A patent consists of four sections: the abstract – a brief overview of the invention; the description – a full disclosure of the invention with examples; drawings – showing different variations where required; and the claims – the most important part of the patent which lists the inventive features of the product.
He showed his application and how he had written it. He had applied himself without using the services of a patent attorney. Once the official search had been carried out by the examiners at the UK Intellectual Property Office they sent their search report to Kin indicating the likelihood of his patent being granted. It did not look good. They had found several patents already in existence which implied that his invention was not new. The report also indicated that Kin’s description did not make clear the essential features of the invention, while there was a lack of consistency in the language used and some phrases like “a number” and “such as” were regarded as too vague. A patent is a legal documents and correct usage of language and structure is vital.
Kin felt that his chances of having the patent granted were rather small, but he took it to a patent attorney who felt that all was not lost. The attorney then responded to the examiner’s report on Kin’s behalf. He took each point which the examiner had made and argued in Kin’s favour. The patent was subsequently granted. Kin had also filed an international patent which had run into similar problems with the Chinese Patent Office. Their examiner initially indicated that the invention was not new – until the patent attorney responded in full and the patent was granted in China. He also had a UK trade mark registered to protect his logo.
So in Kin’s view, it is important not to be immediately put off if the initial search is negative, but to be realistic when viewing the prior art. It may be that your invention is not new. If things are looking good and you intend to patent internationally make sure that you select your territorial protection strategically. It may not be financially feasible to cover all the countries you would like. Where are your main markets?
As Kin’s experience showed, it is also vital to ensure that you get the right advice and guidance as he did when using his patent attorney.

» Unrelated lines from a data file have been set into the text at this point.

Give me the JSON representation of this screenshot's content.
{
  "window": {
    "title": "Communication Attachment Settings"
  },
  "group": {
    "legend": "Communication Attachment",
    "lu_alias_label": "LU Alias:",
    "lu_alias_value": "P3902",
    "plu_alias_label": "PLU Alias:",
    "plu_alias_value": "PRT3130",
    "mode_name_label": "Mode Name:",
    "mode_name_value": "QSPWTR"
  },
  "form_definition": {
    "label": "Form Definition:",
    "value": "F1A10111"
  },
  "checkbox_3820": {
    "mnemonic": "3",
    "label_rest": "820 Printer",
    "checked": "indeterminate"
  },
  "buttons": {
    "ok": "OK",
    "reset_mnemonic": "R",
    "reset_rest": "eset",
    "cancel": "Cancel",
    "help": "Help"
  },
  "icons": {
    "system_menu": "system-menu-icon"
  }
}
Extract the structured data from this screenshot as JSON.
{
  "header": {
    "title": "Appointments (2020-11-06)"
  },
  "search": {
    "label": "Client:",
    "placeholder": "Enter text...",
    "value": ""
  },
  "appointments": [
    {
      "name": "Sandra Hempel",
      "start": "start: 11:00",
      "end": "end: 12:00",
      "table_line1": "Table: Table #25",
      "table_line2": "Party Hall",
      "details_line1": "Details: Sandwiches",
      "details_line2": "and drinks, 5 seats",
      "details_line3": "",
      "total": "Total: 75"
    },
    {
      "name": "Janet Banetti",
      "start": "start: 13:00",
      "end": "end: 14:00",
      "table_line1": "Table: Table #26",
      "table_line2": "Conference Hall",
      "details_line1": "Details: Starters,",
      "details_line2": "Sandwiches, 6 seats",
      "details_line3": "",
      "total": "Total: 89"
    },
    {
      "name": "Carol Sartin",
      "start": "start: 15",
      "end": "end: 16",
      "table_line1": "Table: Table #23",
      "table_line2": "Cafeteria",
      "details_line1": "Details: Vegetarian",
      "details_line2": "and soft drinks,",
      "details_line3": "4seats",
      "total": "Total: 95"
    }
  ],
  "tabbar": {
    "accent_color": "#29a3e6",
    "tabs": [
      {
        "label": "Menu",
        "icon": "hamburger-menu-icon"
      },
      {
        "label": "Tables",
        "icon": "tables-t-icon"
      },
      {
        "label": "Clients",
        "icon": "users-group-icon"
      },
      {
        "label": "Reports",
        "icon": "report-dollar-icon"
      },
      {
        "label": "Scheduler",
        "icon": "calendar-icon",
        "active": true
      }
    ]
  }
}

Having gained his patents Kin then looked to ways of trying to raise funding for the product and publicise it. He appeared briefly on Dragons Den twice – the first time to promote the development of a reminder smart card to reduce the missed appointment rate, and the second time with the iiCap for Sports Relief. So far the only person to have appeared on Dragons' Den for two different products!
He realised that he needed a professional prototype and product and packaging design to get it to market. Very often it is through this that you learn of problems – perhaps difficulties with different materials, sizes etc. The iiClip, one of Kin’s subsequent inventions, is quite small and may look easy to produce, but in fact a lot of engineering was needed to bring it to fruition. In order to gain the necessary skills / facilities it is often a good idea to bring in business partners but he felt it was best to avoid joint intellectual property where possible.
He then described some of the other products which Inclusive Innovations is developing and concluded with two famous products which exemplify how long the process of developing a new product can take: It took Thomas Eddison two years and two thousand prototypes to develop his light bulb filament. Charles Goodyear stumbled on a method of vulcanising rubber nine years after starting work on the problem.
*update* july 2011 Production stock of iiclip has finally been completed, with a launch date in mid July 2011.available at http://www.iiclip.co.uk/
|Kin introduced some new friends|